GOAL OF THE EXERCISE
Where a line of the records holds the string "review", copy that line.

Excerpts from a dataset
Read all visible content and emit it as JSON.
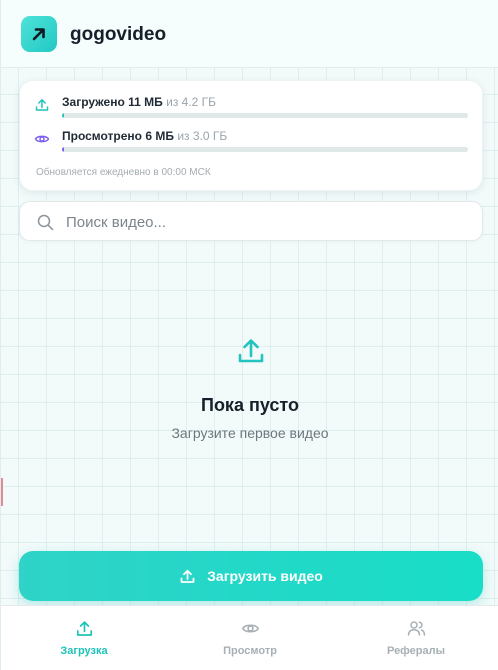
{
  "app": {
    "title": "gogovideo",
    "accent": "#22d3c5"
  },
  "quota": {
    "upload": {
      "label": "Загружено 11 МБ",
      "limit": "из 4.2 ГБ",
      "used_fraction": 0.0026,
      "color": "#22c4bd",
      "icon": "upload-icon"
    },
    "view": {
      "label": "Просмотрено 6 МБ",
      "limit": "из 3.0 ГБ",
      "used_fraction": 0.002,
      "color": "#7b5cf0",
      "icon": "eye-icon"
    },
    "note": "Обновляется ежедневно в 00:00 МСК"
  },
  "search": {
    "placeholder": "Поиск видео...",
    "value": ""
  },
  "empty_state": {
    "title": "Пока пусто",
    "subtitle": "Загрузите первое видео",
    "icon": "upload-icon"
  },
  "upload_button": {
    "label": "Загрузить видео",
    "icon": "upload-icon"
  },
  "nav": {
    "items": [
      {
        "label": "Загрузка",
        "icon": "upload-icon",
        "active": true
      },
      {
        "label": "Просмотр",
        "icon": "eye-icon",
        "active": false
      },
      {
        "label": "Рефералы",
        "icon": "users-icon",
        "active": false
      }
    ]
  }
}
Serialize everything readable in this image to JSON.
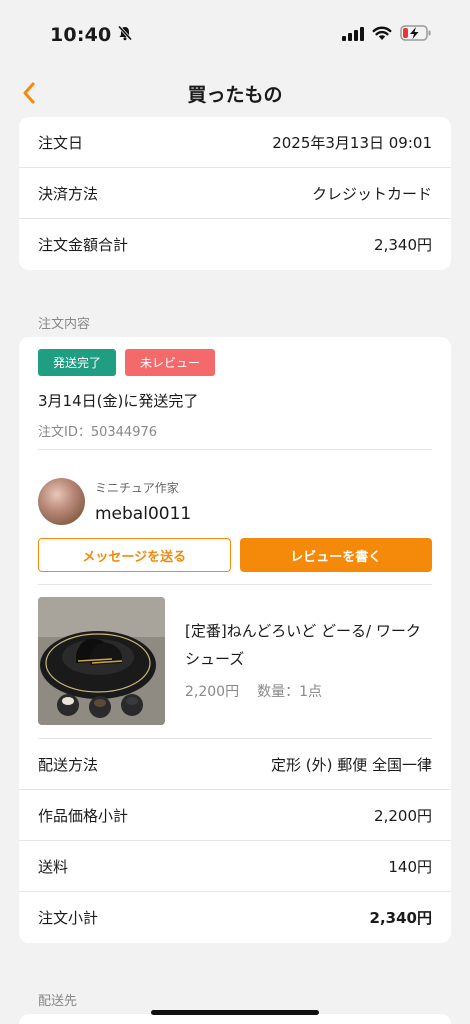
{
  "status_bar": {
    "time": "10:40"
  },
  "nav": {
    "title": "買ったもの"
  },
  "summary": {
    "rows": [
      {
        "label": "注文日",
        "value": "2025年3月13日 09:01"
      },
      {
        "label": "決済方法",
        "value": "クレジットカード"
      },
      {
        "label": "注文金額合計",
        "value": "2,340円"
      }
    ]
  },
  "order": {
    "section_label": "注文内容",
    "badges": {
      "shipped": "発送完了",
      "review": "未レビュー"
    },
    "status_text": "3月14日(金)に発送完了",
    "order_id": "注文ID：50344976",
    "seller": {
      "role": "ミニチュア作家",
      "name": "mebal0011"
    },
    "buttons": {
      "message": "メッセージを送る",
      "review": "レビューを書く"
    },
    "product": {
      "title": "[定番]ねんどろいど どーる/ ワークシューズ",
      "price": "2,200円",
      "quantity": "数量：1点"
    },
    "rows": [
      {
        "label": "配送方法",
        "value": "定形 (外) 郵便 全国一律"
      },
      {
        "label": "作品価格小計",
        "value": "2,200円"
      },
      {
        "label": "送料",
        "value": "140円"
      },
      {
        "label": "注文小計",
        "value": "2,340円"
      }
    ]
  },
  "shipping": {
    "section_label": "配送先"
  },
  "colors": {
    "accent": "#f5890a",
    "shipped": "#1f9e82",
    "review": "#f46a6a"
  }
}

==

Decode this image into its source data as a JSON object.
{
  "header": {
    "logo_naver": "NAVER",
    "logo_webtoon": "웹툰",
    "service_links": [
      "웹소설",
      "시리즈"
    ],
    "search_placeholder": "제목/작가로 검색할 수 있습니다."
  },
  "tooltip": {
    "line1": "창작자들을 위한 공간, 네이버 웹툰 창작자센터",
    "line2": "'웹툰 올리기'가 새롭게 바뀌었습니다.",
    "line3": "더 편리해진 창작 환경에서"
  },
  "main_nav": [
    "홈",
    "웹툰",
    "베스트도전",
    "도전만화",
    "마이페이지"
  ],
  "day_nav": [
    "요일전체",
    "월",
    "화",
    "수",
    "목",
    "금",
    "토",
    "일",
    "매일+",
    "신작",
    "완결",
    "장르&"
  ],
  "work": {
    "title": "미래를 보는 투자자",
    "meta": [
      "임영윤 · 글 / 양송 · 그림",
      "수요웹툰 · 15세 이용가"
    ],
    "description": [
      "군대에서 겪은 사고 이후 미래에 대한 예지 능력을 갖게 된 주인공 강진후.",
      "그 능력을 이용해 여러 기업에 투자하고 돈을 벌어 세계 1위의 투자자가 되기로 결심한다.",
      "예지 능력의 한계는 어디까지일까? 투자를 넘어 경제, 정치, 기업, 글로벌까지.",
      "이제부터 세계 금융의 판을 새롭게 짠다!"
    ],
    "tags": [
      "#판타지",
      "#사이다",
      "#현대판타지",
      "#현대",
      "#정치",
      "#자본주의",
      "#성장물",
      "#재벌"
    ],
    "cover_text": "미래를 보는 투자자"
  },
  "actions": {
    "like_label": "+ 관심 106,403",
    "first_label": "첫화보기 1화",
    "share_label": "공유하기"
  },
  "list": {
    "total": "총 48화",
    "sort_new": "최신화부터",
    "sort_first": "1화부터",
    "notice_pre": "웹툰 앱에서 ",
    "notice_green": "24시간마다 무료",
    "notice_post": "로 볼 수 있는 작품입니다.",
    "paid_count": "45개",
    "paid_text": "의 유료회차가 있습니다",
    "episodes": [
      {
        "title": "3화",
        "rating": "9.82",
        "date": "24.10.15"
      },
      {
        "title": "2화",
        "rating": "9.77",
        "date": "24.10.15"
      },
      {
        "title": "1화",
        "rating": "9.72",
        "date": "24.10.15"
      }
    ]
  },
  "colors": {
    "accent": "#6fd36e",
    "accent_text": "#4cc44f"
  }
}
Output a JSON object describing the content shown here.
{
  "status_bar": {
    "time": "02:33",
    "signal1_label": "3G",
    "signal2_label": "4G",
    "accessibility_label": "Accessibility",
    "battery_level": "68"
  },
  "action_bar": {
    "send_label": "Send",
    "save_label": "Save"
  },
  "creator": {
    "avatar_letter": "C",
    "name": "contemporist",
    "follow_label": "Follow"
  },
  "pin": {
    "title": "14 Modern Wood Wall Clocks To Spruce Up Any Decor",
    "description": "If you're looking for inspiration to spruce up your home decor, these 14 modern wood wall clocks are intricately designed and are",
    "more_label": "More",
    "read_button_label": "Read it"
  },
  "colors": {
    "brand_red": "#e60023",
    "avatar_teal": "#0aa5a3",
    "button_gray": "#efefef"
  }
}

FINISHED EXERCISE
      "review": "未レビュー"
      "review": "レビューを書く"
    "review": "#f46a6a"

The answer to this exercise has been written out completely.